The emulations are up to DotEmu’s usual standards, with options for choosing between remixed and original soundtracks, adding scanlines, removing filtering, changing button sizes and opacity, and changing the aspect ratio. There is also an assortment of Game Center achievements to earn. The touch controls don’t work as well as I’d like, so if you’re using them, you have to be really careful near pits and other such instant death spots. Pulling off some of the more complex moves in the latter two games is a pain, too. Fortunately, there is iCade support, so if you have one, you’ll be all set. The developer is working on iOS7 controller support, but it’s not in there yet.
It’s also worth noting that the touch buttons are bananas on iPad Airs at the moment. By default they’re huge, and trying to change the size makes them super-tiny. I’m sure this bug will be fixed soon enough, but iPad Air owners should be aware of it. It’s also extremely resource-intensive, so if you’re playing on an older device, you’re going to want to close off pretty much everything else running on your device to avoid crashes, sound problems, and slowdown.
Double Dragon Trilogy has some serious problems. A lot of those are inherent to the games themselves, and I’m going to be honest and say I’d rather have a NES trilogy than an arcade trilogy for this series. Add in touch control problems and the consequences of the odd choice to cut coin-slot operations, and you end up with a flawed collection of a set of games that already had plenty of issues to go around. If you have an iCade, I think this set is definitely worth it for the first two games alone, but otherwise, this one’s really just for diehard Double Dragon fans.

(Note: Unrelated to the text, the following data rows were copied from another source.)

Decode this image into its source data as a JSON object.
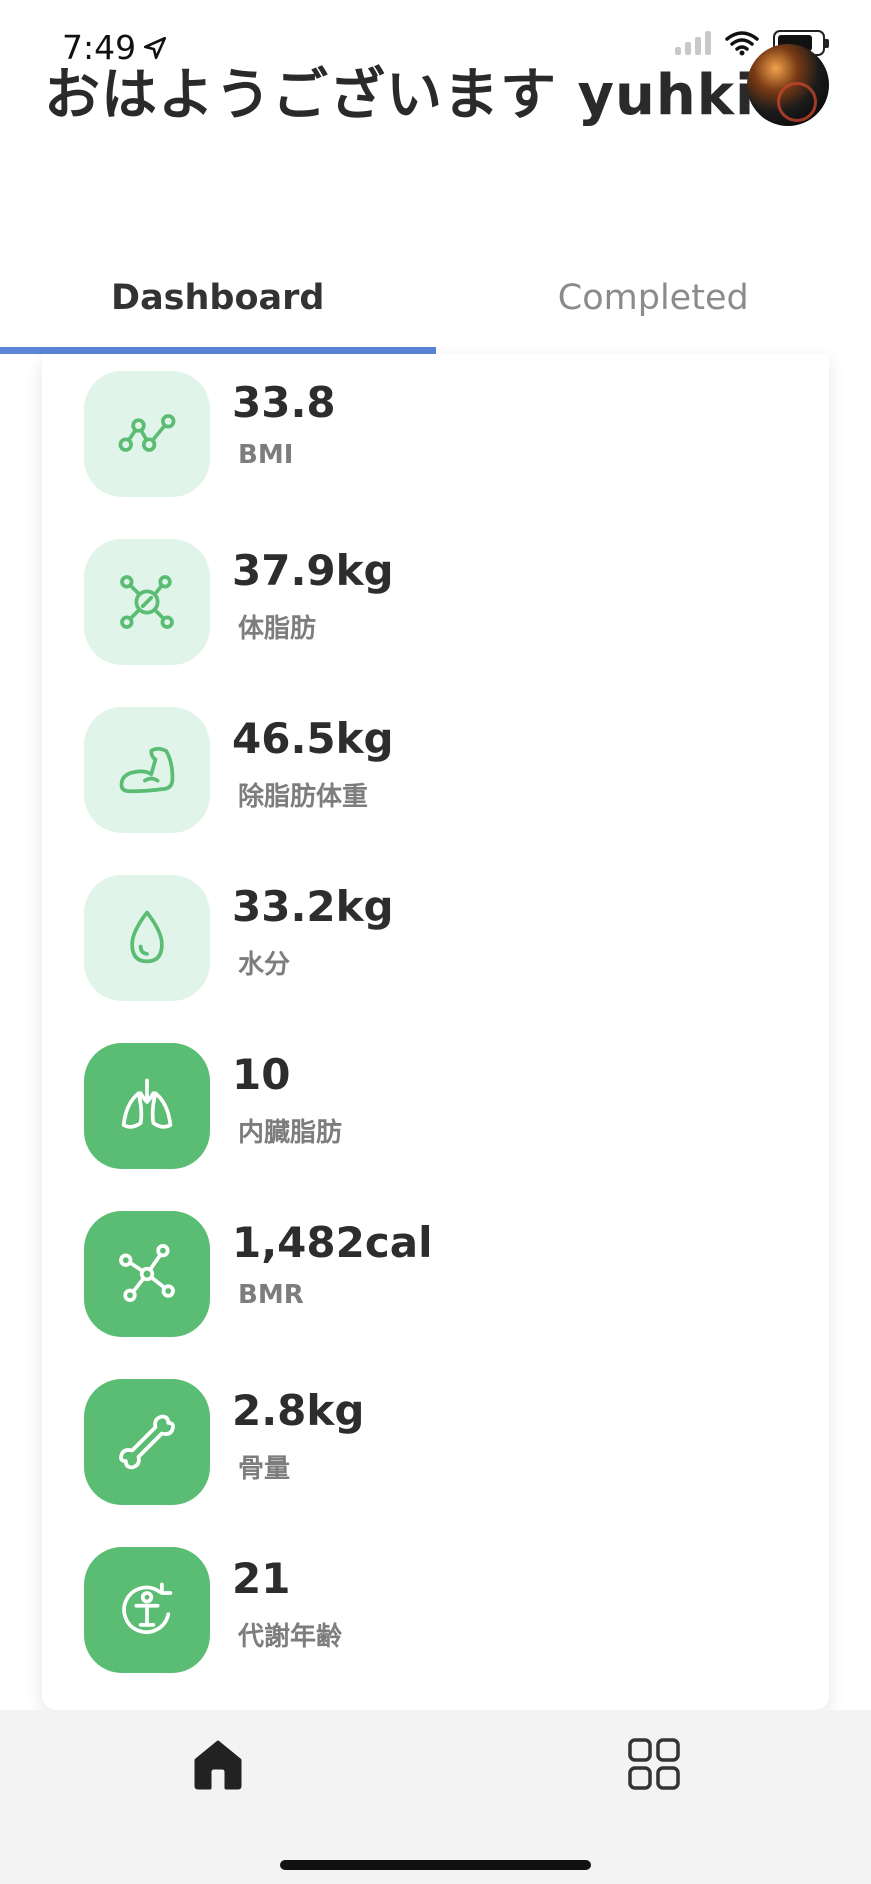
{
  "status_bar": {
    "time": "7:49"
  },
  "header": {
    "greeting": "おはようございます yuhki"
  },
  "tabs": [
    {
      "label": "Dashboard",
      "active": true
    },
    {
      "label": "Completed",
      "active": false
    }
  ],
  "metrics": [
    {
      "value": "33.8",
      "label": "BMI",
      "icon": "line-chart-icon",
      "style": "light"
    },
    {
      "value": "37.9kg",
      "label": "体脂肪",
      "icon": "molecule-icon",
      "style": "light"
    },
    {
      "value": "46.5kg",
      "label": "除脂肪体重",
      "icon": "muscle-arm-icon",
      "style": "light"
    },
    {
      "value": "33.2kg",
      "label": "水分",
      "icon": "water-drop-icon",
      "style": "light"
    },
    {
      "value": "10",
      "label": "内臓脂肪",
      "icon": "lungs-icon",
      "style": "solid"
    },
    {
      "value": "1,482cal",
      "label": "BMR",
      "icon": "network-icon",
      "style": "solid"
    },
    {
      "value": "2.8kg",
      "label": "骨量",
      "icon": "bone-icon",
      "style": "solid"
    },
    {
      "value": "21",
      "label": "代謝年齢",
      "icon": "metabolic-age-icon",
      "style": "solid"
    }
  ],
  "colors": {
    "accent_green": "#5bbd73",
    "light_green": "#e1f4ea",
    "tab_indicator": "#5b84d6"
  },
  "bottom_nav": [
    {
      "icon": "home-icon",
      "active": true
    },
    {
      "icon": "grid-icon",
      "active": false
    }
  ]
}
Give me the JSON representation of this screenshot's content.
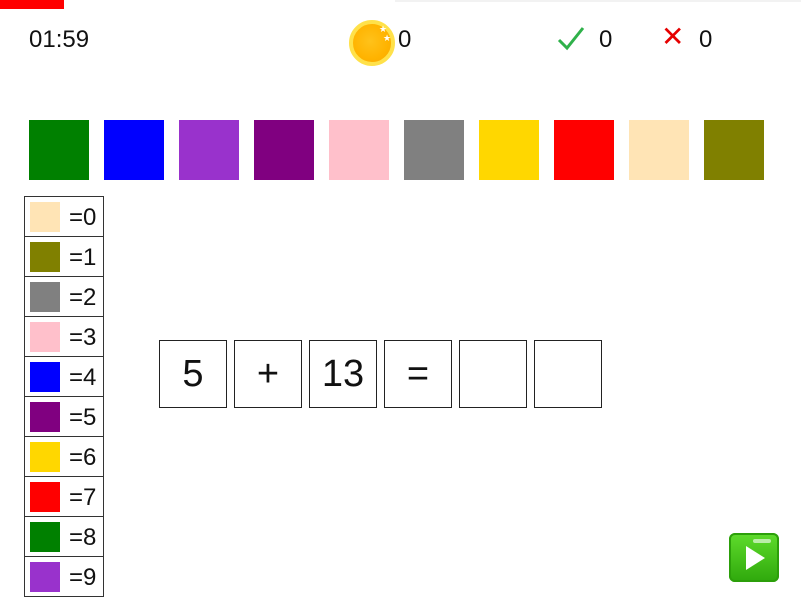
{
  "hud": {
    "timer": "01:59",
    "coins": "0",
    "correct": "0",
    "wrong": "0",
    "wrong_symbol": "✕",
    "progress_fraction": 0.08
  },
  "palette": [
    {
      "name": "green",
      "color": "#008000"
    },
    {
      "name": "blue",
      "color": "#0000ff"
    },
    {
      "name": "medium-purple",
      "color": "#9932cc"
    },
    {
      "name": "purple",
      "color": "#800080"
    },
    {
      "name": "pink",
      "color": "#ffc0cb"
    },
    {
      "name": "gray",
      "color": "#808080"
    },
    {
      "name": "gold",
      "color": "#ffd700"
    },
    {
      "name": "red",
      "color": "#ff0000"
    },
    {
      "name": "moccasin",
      "color": "#ffe4b5"
    },
    {
      "name": "olive",
      "color": "#808000"
    }
  ],
  "legend": [
    {
      "color": "#ffe4b5",
      "label": "=0"
    },
    {
      "color": "#808000",
      "label": "=1"
    },
    {
      "color": "#808080",
      "label": "=2"
    },
    {
      "color": "#ffc0cb",
      "label": "=3"
    },
    {
      "color": "#0000ff",
      "label": "=4"
    },
    {
      "color": "#800080",
      "label": "=5"
    },
    {
      "color": "#ffd700",
      "label": "=6"
    },
    {
      "color": "#ff0000",
      "label": "=7"
    },
    {
      "color": "#008000",
      "label": "=8"
    },
    {
      "color": "#9932cc",
      "label": "=9"
    }
  ],
  "equation": {
    "operand1": "5",
    "operator": "+",
    "operand2": "13",
    "equals": "=",
    "answer_tens": "",
    "answer_ones": ""
  }
}
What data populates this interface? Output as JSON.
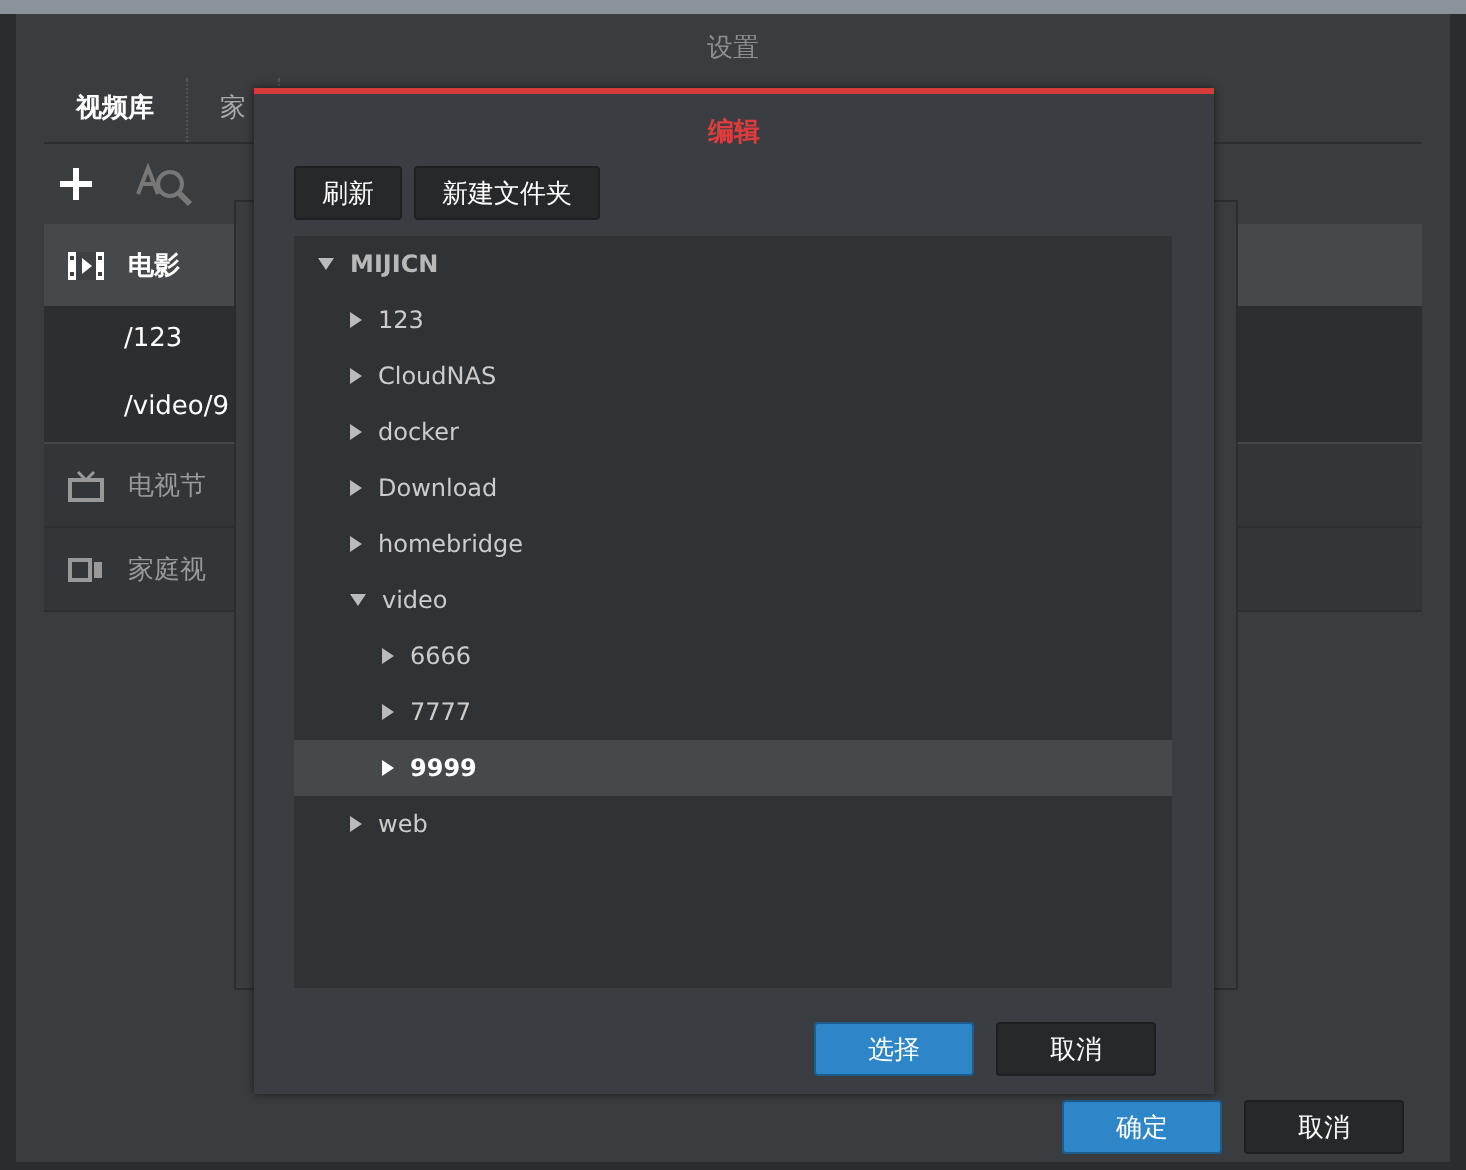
{
  "window": {
    "title": "设置"
  },
  "tabs": [
    {
      "label": "视频库",
      "selected": true
    },
    {
      "label": "家",
      "selected": false
    }
  ],
  "sidebar": {
    "items": [
      {
        "label": "电影",
        "kind": "movie",
        "selected": true,
        "children": [
          {
            "label": "/123"
          },
          {
            "label": "/video/9"
          }
        ]
      },
      {
        "label": "电视节",
        "kind": "tv",
        "selected": false
      },
      {
        "label": "家庭视",
        "kind": "camera",
        "selected": false
      }
    ]
  },
  "footer_buttons": [
    {
      "label": "确定",
      "kind": "primary"
    },
    {
      "label": "取消",
      "kind": "secondary"
    }
  ],
  "dialog": {
    "title": "编辑",
    "toolbar": [
      "刷新",
      "新建文件夹"
    ],
    "tree": [
      {
        "label": "MIJICN",
        "expanded": true,
        "selected": false,
        "children": [
          {
            "label": "123",
            "expanded": false,
            "selected": false
          },
          {
            "label": "CloudNAS",
            "expanded": false,
            "selected": false
          },
          {
            "label": "docker",
            "expanded": false,
            "selected": false
          },
          {
            "label": "Download",
            "expanded": false,
            "selected": false
          },
          {
            "label": "homebridge",
            "expanded": false,
            "selected": false
          },
          {
            "label": "video",
            "expanded": true,
            "selected": false,
            "children": [
              {
                "label": "6666",
                "expanded": false,
                "selected": false
              },
              {
                "label": "7777",
                "expanded": false,
                "selected": false
              },
              {
                "label": "9999",
                "expanded": false,
                "selected": true
              }
            ]
          },
          {
            "label": "web",
            "expanded": false,
            "selected": false
          }
        ]
      }
    ],
    "buttons": [
      {
        "label": "选择",
        "kind": "primary"
      },
      {
        "label": "取消",
        "kind": "secondary"
      }
    ]
  }
}
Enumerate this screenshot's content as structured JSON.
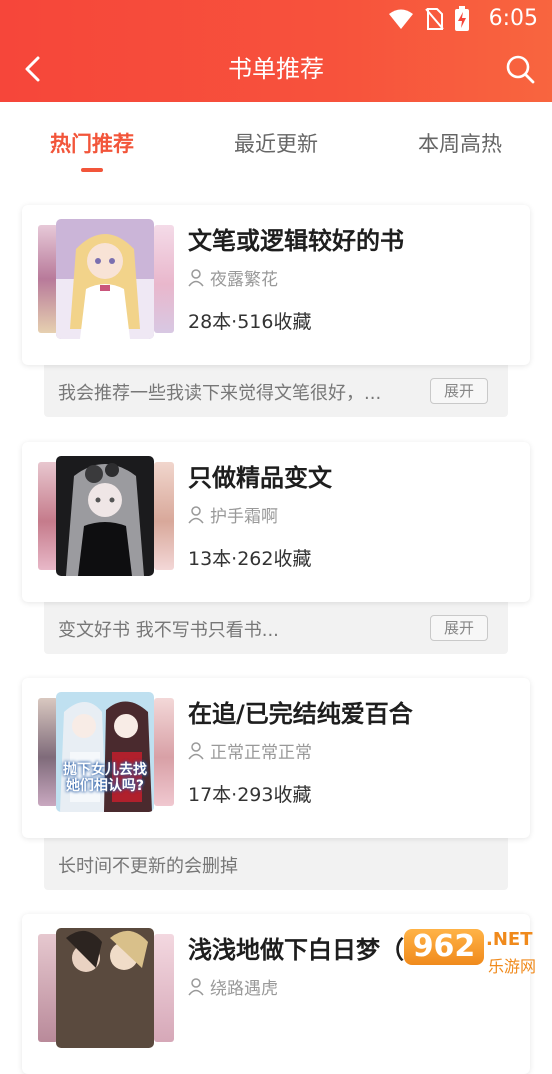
{
  "status": {
    "time": "6:05"
  },
  "header": {
    "title": "书单推荐"
  },
  "tabs": [
    {
      "label": "热门推荐",
      "active": true
    },
    {
      "label": "最近更新",
      "active": false
    },
    {
      "label": "本周高热",
      "active": false
    }
  ],
  "booklists": [
    {
      "title": "文笔或逻辑较好的书",
      "author": "夜露繁花",
      "stats": "28本·516收藏",
      "desc": "我会推荐一些我读下来觉得文笔很好，...",
      "expand": "展开"
    },
    {
      "title": "只做精品变文",
      "author": "护手霜啊",
      "stats": "13本·262收藏",
      "desc": "变文好书  我不写书只看书...",
      "expand": "展开"
    },
    {
      "title": "在追/已完结纯爱百合",
      "author": "正常正常正常",
      "stats": "17本·293收藏",
      "desc": "长时间不更新的会删掉",
      "expand": ""
    },
    {
      "title": "浅浅地做下白日梦（原",
      "author": "绕路遇虎",
      "stats": "",
      "desc": "",
      "expand": ""
    }
  ],
  "covers": [
    {
      "text": ""
    },
    {
      "text": ""
    },
    {
      "text": "抛下女儿去找她们相认吗?"
    },
    {
      "text": ""
    }
  ],
  "watermark": {
    "text": "962",
    "sub": "乐游网",
    "tld": ".NET"
  },
  "colors": {
    "accent": "#f2553a",
    "header": "#f6463a"
  }
}
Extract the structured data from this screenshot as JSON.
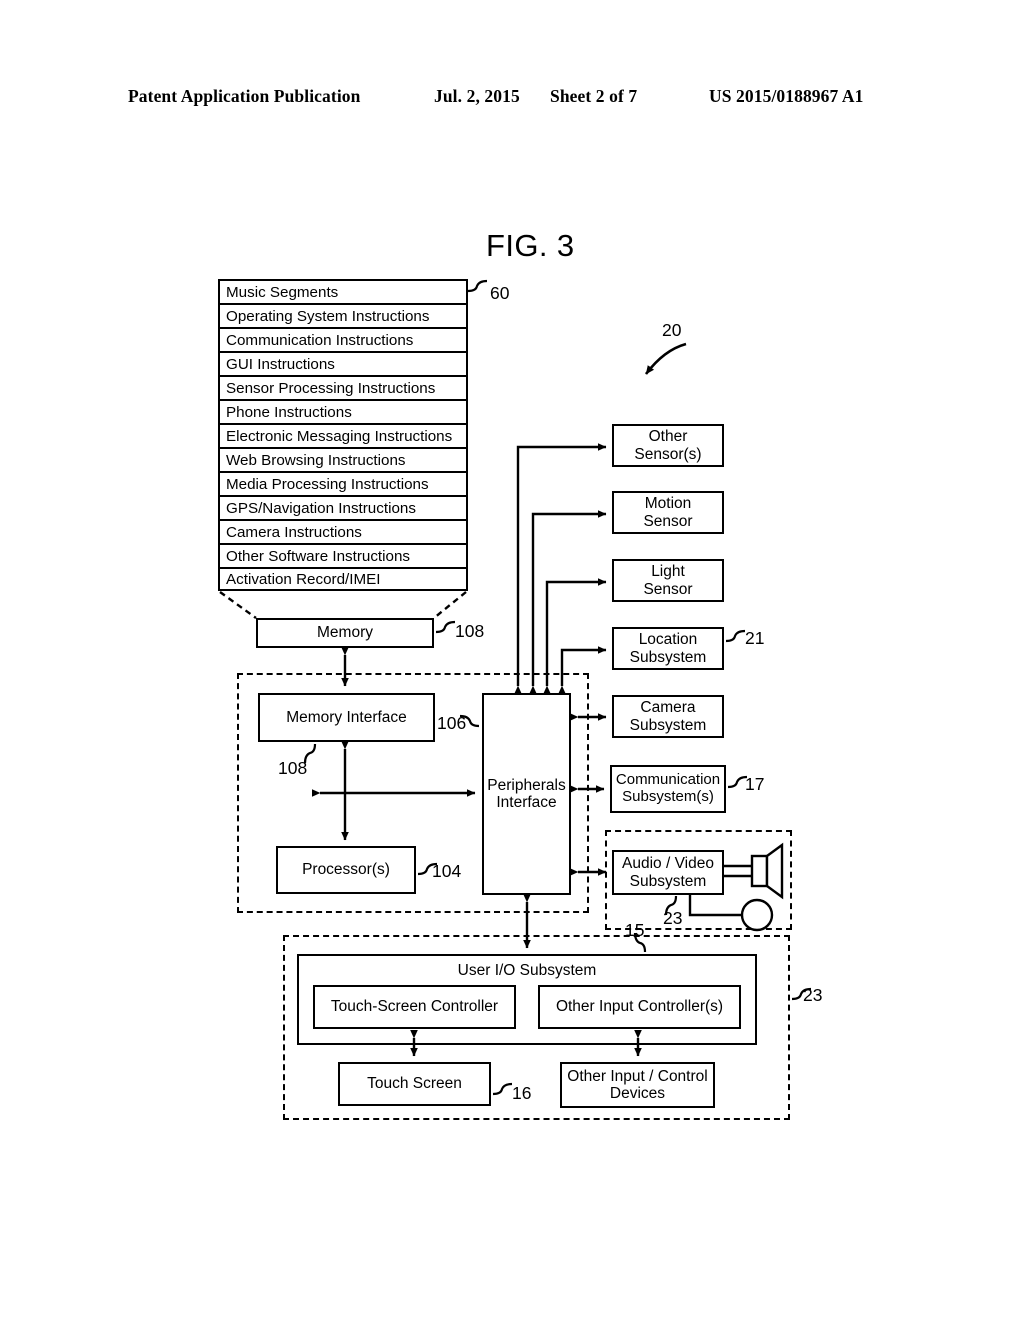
{
  "header": {
    "publication": "Patent Application Publication",
    "date": "Jul. 2, 2015",
    "sheet": "Sheet 2 of 7",
    "number": "US 2015/0188967 A1"
  },
  "figure": {
    "title": "FIG. 3",
    "system_ref": "20"
  },
  "memory_stack": {
    "ref": "60",
    "rows": [
      "Music Segments",
      "Operating System Instructions",
      "Communication Instructions",
      "GUI Instructions",
      "Sensor Processing Instructions",
      "Phone Instructions",
      "Electronic Messaging Instructions",
      "Web Browsing Instructions",
      "Media Processing Instructions",
      "GPS/Navigation Instructions",
      "Camera Instructions",
      "Other Software Instructions",
      "Activation Record/IMEI"
    ]
  },
  "memory": {
    "label": "Memory",
    "ref": "108"
  },
  "core": {
    "memory_interface": {
      "label": "Memory Interface",
      "ref": "108"
    },
    "processor": {
      "label": "Processor(s)",
      "ref": "104"
    },
    "peripherals_interface": {
      "label_line1": "Peripherals",
      "label_line2": "Interface",
      "ref": "106"
    }
  },
  "peripherals": [
    {
      "line1": "Other",
      "line2": "Sensor(s)",
      "ref": ""
    },
    {
      "line1": "Motion",
      "line2": "Sensor",
      "ref": ""
    },
    {
      "line1": "Light",
      "line2": "Sensor",
      "ref": ""
    },
    {
      "line1": "Location",
      "line2": "Subsystem",
      "ref": "21"
    },
    {
      "line1": "Camera",
      "line2": "Subsystem",
      "ref": ""
    },
    {
      "line1": "Communication",
      "line2": "Subsystem(s)",
      "ref": "17"
    }
  ],
  "av": {
    "line1": "Audio / Video",
    "line2": "Subsystem",
    "ref": "23",
    "speaker_icon": "speaker-icon",
    "microphone_icon": "microphone-icon"
  },
  "user_io": {
    "title": "User I/O Subsystem",
    "ref": "15",
    "outer_ref": "23",
    "touch_screen_controller": "Touch-Screen Controller",
    "other_input_controller": "Other Input Controller(s)",
    "touch_screen": {
      "label": "Touch Screen",
      "ref": "16"
    },
    "other_devices_line1": "Other Input / Control",
    "other_devices_line2": "Devices"
  }
}
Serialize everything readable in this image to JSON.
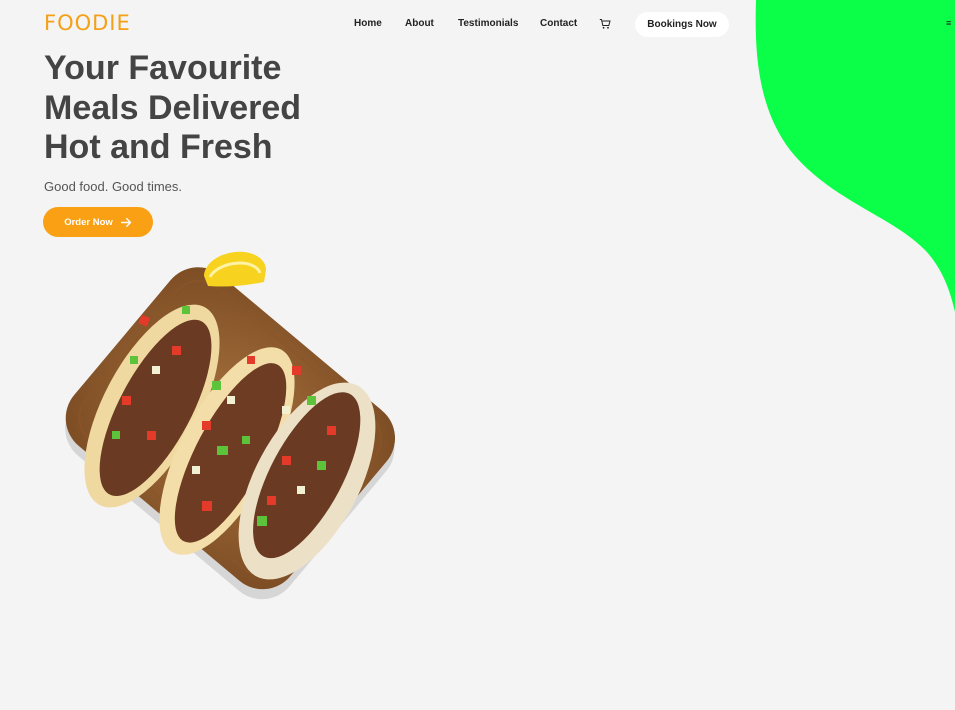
{
  "brand": {
    "logo_text": "FOODIE"
  },
  "nav": {
    "items": [
      "Home",
      "About",
      "Testimonials",
      "Contact"
    ],
    "cart_icon": "cart-icon",
    "booking_button": "Bookings Now",
    "menu_icon": "menu-icon",
    "menu_glyph": "≡"
  },
  "hero": {
    "title": "Your Favourite\nMeals Delivered\nHot and Fresh",
    "tagline": "Good food. Good times.",
    "cta_label": "Order Now",
    "cta_icon": "arrow-right-icon",
    "image": "tacos-on-board-image"
  },
  "colors": {
    "accent": "#f9a015",
    "blob": "#0bff48",
    "background": "#f4f4f4",
    "heading": "#444444"
  }
}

Everyone else should just celebrate by playing one of the hundreds of beat-em-up games on the App Store that only exist because Double Dragon blazed a trail more than 25 years ago.